Working from the entries below, count every line that includes the word "ZKRMStateStore". Return the figure alone.

[Records from a data source]
_ _ _ _ _ _ _

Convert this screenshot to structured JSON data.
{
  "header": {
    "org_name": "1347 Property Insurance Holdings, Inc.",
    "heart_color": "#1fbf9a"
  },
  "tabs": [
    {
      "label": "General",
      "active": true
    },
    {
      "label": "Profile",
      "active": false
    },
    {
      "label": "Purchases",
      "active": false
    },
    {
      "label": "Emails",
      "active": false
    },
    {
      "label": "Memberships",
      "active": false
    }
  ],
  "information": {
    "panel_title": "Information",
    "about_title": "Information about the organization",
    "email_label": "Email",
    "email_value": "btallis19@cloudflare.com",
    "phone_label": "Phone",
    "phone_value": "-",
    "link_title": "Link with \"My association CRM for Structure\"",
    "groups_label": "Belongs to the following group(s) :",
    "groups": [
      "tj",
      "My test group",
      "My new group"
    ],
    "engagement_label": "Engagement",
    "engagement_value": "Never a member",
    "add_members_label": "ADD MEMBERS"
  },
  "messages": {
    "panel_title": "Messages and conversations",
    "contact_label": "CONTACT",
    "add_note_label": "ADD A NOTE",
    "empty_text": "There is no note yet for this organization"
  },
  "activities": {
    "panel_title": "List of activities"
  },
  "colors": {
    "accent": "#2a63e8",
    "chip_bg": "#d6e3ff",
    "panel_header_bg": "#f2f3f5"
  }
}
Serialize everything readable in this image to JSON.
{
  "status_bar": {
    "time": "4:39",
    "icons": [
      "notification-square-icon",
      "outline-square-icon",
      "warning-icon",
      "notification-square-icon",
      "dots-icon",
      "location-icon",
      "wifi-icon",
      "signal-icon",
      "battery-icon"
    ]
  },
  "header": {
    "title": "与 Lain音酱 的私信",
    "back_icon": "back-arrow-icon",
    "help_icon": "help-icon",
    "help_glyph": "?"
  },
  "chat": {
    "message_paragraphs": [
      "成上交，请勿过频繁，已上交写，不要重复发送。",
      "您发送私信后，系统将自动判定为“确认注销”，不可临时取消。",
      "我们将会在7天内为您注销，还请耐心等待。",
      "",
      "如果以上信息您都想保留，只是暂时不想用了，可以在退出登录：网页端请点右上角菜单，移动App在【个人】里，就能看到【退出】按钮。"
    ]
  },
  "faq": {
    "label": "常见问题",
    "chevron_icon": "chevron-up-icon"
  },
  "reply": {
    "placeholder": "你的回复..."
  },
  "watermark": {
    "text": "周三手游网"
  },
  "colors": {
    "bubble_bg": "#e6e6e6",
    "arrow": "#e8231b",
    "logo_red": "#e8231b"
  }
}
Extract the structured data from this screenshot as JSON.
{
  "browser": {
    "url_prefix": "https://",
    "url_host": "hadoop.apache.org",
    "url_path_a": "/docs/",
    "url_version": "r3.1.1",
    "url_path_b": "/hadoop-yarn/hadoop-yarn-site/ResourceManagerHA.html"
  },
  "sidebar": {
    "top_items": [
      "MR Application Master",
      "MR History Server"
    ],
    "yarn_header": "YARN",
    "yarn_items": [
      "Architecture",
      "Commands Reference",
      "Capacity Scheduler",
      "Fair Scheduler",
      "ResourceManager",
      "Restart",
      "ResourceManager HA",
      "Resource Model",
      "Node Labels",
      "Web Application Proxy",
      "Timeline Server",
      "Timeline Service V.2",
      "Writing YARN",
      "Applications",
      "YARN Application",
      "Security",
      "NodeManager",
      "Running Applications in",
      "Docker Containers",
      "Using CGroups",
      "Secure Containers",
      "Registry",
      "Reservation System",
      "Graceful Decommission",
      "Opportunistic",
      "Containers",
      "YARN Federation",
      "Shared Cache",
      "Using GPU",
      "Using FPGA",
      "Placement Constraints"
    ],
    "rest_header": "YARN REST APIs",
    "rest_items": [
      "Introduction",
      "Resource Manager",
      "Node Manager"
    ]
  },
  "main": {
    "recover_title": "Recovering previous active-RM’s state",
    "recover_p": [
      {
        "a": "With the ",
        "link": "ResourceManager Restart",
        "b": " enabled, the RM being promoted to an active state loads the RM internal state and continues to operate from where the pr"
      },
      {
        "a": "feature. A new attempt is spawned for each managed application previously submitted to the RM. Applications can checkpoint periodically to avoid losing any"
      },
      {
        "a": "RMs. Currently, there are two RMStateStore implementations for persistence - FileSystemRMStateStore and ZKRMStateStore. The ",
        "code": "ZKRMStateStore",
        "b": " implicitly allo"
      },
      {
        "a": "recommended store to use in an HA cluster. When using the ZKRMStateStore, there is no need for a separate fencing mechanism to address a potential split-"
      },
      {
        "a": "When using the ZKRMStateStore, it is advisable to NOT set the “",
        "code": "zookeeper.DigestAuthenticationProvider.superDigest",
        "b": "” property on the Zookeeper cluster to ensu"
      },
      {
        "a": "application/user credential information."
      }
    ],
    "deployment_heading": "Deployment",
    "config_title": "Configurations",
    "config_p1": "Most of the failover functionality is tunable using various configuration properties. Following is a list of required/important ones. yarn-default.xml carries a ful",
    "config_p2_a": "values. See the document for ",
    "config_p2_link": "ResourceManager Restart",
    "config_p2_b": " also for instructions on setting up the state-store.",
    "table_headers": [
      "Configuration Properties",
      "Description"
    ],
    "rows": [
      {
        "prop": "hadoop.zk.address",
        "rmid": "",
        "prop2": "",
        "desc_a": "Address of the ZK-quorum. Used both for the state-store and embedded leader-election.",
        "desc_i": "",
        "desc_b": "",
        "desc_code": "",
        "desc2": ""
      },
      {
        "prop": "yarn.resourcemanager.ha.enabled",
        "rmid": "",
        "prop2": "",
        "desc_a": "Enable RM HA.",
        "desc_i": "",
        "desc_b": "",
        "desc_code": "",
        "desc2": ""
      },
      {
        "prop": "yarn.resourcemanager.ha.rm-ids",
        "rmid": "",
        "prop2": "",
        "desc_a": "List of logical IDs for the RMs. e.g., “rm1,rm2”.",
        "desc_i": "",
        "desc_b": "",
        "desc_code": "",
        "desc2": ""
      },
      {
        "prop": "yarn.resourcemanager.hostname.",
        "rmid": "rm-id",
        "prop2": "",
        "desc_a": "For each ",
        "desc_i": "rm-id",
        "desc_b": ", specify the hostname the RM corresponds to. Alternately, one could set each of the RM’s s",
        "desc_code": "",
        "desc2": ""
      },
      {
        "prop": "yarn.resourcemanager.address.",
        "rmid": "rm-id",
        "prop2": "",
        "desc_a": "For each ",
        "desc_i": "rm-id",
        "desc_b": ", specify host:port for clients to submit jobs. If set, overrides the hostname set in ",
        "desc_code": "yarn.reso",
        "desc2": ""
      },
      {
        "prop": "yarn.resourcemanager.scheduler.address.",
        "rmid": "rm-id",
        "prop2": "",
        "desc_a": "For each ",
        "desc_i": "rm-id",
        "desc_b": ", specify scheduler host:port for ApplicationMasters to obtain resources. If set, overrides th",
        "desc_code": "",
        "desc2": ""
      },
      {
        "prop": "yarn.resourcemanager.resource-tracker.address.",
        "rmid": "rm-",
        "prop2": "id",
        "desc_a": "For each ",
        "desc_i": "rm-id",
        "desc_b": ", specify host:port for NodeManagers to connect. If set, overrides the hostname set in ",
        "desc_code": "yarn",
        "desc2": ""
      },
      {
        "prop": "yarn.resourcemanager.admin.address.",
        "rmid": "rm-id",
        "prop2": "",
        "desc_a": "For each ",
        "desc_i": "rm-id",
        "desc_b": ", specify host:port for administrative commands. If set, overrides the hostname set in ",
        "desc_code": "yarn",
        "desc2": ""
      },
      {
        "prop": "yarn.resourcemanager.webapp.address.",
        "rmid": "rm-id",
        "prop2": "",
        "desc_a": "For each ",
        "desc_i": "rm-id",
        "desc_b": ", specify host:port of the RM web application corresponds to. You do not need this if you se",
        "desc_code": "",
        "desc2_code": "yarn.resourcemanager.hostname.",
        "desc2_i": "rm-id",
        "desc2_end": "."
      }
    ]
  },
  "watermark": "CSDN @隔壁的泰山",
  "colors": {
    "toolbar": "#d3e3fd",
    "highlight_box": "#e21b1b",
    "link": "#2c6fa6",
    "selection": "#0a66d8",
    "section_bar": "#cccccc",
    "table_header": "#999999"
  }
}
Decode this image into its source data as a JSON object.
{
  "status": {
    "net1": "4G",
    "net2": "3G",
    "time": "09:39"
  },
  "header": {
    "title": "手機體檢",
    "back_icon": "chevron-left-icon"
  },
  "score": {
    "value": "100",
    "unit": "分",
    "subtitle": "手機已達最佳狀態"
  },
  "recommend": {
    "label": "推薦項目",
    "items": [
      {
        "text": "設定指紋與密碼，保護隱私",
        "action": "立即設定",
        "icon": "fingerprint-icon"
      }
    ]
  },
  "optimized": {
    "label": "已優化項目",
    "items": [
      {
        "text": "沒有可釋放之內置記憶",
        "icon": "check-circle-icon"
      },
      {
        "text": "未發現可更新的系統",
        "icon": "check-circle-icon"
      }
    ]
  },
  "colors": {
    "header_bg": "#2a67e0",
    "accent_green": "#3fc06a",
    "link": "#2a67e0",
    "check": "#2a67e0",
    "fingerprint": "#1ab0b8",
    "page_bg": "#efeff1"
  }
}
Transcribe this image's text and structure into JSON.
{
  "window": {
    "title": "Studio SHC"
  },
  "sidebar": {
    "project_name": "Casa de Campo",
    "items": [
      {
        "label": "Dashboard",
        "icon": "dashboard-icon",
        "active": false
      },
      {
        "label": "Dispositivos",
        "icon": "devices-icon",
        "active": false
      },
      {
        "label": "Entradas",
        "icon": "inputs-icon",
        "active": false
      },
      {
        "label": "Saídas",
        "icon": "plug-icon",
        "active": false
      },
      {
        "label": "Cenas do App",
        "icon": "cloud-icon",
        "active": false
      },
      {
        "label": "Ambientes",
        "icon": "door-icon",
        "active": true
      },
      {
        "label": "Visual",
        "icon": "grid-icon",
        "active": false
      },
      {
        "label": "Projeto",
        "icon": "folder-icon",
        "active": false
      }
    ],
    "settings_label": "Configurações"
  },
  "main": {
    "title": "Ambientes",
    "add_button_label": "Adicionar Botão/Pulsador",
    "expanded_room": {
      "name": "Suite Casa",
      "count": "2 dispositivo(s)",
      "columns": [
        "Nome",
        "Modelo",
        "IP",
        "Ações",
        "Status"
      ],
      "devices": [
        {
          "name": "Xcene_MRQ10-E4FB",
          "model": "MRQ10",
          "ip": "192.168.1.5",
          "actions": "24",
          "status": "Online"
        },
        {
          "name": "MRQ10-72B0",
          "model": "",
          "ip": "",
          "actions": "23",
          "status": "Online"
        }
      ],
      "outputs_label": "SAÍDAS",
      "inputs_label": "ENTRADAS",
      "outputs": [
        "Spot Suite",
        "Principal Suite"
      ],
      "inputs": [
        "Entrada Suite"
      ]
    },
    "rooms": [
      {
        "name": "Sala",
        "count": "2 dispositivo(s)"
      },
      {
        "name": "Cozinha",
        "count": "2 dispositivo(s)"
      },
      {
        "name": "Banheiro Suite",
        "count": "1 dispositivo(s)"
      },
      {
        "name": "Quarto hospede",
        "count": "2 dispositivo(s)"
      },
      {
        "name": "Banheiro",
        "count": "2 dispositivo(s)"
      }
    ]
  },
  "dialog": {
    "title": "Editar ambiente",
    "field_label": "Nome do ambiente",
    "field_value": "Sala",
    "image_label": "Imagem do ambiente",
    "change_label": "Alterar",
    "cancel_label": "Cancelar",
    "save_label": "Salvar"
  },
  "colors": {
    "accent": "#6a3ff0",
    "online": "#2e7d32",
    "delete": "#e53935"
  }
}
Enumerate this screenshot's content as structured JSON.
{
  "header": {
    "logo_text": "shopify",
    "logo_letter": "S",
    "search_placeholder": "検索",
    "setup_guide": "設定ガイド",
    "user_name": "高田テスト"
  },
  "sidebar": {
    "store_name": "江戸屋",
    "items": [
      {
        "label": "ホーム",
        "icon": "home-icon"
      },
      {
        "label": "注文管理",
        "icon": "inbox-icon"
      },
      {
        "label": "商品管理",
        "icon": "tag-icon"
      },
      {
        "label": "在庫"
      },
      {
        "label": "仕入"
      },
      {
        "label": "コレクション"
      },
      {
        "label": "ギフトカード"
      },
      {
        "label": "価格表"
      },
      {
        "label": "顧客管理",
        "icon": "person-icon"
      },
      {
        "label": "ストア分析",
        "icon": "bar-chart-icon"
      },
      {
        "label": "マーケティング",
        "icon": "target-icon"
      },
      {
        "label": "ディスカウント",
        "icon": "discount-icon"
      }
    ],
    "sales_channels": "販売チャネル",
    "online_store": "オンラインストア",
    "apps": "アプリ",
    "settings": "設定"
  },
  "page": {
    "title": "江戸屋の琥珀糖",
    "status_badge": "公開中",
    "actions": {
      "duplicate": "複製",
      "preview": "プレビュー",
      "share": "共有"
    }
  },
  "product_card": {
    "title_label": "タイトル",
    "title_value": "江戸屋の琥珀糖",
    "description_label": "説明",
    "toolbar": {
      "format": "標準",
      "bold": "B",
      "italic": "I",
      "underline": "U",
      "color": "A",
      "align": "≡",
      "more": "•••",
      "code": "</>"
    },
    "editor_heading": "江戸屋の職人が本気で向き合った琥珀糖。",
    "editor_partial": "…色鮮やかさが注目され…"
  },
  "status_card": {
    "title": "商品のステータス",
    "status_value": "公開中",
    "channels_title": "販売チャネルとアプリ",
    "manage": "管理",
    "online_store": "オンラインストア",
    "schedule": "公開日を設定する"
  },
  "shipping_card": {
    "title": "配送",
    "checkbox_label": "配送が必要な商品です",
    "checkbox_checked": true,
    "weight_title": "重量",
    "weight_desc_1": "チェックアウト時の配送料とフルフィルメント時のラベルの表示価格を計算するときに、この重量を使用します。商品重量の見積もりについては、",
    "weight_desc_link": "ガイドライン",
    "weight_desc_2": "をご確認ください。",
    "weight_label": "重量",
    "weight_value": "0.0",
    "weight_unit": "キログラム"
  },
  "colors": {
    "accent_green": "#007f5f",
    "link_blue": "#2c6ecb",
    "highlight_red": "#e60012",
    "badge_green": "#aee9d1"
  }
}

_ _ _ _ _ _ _

### Output of the exercise
4